• What the task asks
Copy out each line below verbatim, skipping any picture.

[Items from a dataset]
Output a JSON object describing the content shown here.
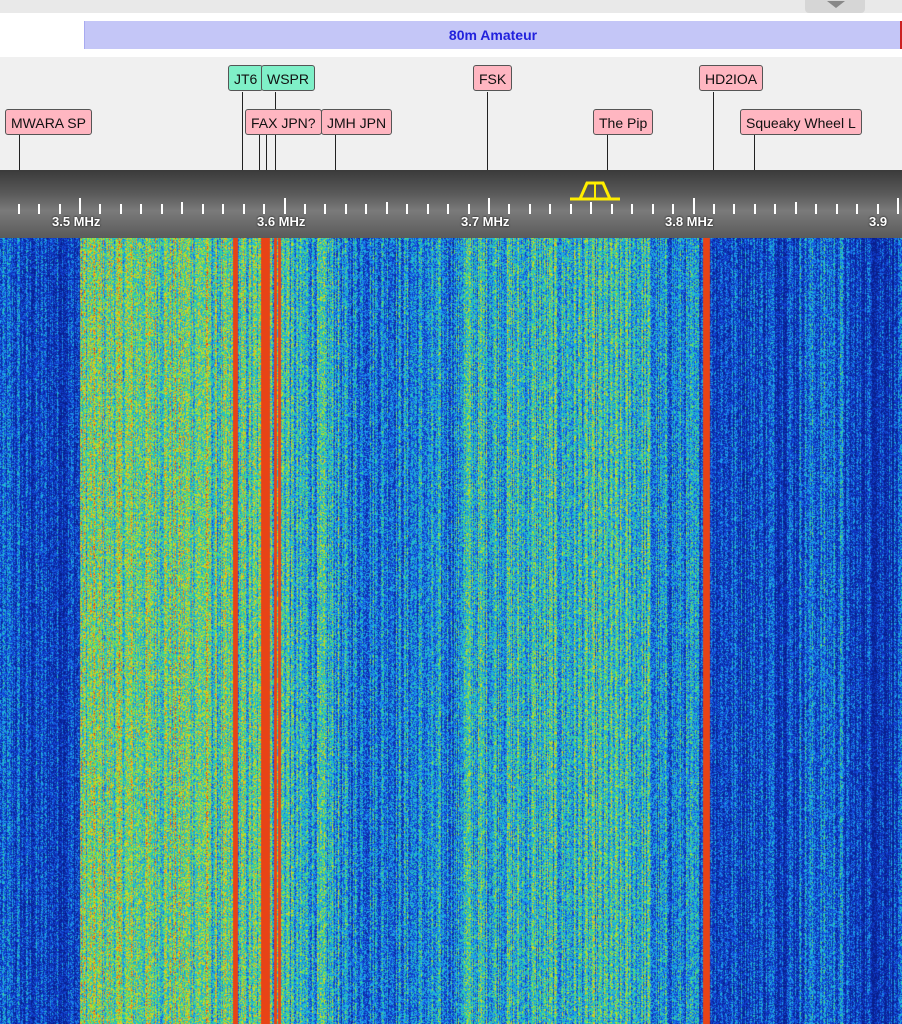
{
  "band": {
    "name": "80m Amateur"
  },
  "stations": [
    {
      "id": "mwara",
      "label": "MWARA SP",
      "color": "pink"
    },
    {
      "id": "jt6",
      "label": "JT6",
      "color": "green"
    },
    {
      "id": "wspr",
      "label": "WSPR",
      "color": "green"
    },
    {
      "id": "fax",
      "label": "FAX JPN?",
      "color": "pink"
    },
    {
      "id": "jmh",
      "label": "JMH JPN",
      "color": "pink"
    },
    {
      "id": "fsk",
      "label": "FSK",
      "color": "pink"
    },
    {
      "id": "pip",
      "label": "The Pip",
      "color": "pink"
    },
    {
      "id": "hd2ioa",
      "label": "HD2IOA",
      "color": "pink"
    },
    {
      "id": "squeaky",
      "label": "Squeaky Wheel L",
      "color": "pink"
    }
  ],
  "scale": {
    "ticks": [
      "3.5 MHz",
      "3.6 MHz",
      "3.7 MHz",
      "3.8 MHz",
      "3.9"
    ]
  },
  "colors": {
    "label_pink": "#ffb6c1",
    "label_green": "#7ff0c8",
    "band_bar": "#c4c6f7",
    "band_text": "#2222dd",
    "passband": "#ffee00"
  }
}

• Solution for this problem
Output a JSON object describing the content shown here.
{
  "band": {
    "name": "80m Amateur"
  },
  "stations": [
    {
      "id": "mwara",
      "label": "MWARA SP",
      "color": "pink"
    },
    {
      "id": "jt6",
      "label": "JT6",
      "color": "green"
    },
    {
      "id": "wspr",
      "label": "WSPR",
      "color": "green"
    },
    {
      "id": "fax",
      "label": "FAX JPN?",
      "color": "pink"
    },
    {
      "id": "jmh",
      "label": "JMH JPN",
      "color": "pink"
    },
    {
      "id": "fsk",
      "label": "FSK",
      "color": "pink"
    },
    {
      "id": "pip",
      "label": "The Pip",
      "color": "pink"
    },
    {
      "id": "hd2ioa",
      "label": "HD2IOA",
      "color": "pink"
    },
    {
      "id": "squeaky",
      "label": "Squeaky Wheel L",
      "color": "pink"
    }
  ],
  "scale": {
    "ticks": [
      "3.5 MHz",
      "3.6 MHz",
      "3.7 MHz",
      "3.8 MHz",
      "3.9"
    ]
  },
  "colors": {
    "label_pink": "#ffb6c1",
    "label_green": "#7ff0c8",
    "band_bar": "#c4c6f7",
    "band_text": "#2222dd",
    "passband": "#ffee00"
  }
}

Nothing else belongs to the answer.